TASK ITEM:
Check each line of the records for "name"; collect those that have it.

DATASET CONTENT:
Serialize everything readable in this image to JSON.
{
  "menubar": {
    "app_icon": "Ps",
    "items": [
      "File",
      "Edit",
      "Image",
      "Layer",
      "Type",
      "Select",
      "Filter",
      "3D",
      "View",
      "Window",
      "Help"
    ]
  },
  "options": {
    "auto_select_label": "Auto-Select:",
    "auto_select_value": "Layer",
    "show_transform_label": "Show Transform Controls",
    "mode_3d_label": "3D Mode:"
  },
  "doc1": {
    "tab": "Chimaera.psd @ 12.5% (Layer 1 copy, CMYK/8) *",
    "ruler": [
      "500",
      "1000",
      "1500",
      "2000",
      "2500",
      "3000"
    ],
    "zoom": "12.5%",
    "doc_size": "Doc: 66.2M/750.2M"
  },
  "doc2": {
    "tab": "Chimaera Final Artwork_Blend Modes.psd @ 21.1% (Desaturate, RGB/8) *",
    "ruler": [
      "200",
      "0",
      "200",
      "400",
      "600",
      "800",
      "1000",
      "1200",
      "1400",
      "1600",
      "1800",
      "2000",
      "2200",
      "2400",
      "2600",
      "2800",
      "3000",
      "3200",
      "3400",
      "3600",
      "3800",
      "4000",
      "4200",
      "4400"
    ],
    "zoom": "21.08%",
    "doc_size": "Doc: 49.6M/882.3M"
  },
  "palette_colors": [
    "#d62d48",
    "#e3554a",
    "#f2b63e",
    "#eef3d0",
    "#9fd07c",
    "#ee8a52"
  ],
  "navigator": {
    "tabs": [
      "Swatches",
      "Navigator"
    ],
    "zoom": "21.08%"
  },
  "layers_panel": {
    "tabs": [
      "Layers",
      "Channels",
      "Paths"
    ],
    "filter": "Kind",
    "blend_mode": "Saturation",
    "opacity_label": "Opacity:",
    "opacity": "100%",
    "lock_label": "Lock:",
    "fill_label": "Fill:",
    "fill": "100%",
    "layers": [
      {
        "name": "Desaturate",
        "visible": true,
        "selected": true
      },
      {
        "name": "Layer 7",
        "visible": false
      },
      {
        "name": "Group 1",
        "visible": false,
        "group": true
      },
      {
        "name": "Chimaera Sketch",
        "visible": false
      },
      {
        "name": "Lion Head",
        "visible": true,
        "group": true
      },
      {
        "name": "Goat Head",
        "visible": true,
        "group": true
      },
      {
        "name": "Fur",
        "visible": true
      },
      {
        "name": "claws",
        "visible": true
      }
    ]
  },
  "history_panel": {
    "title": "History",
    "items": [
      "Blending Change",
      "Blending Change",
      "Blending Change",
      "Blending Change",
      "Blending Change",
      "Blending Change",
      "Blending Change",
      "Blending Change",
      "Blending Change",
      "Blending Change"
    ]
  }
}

TASK ANSWER:
        "name": "Desaturate",
        "name": "Layer 7",
        "name": "Group 1",
        "name": "Chimaera Sketch",
        "name": "Lion Head",
        "name": "Goat Head",
        "name": "Fur",
        "name": "claws",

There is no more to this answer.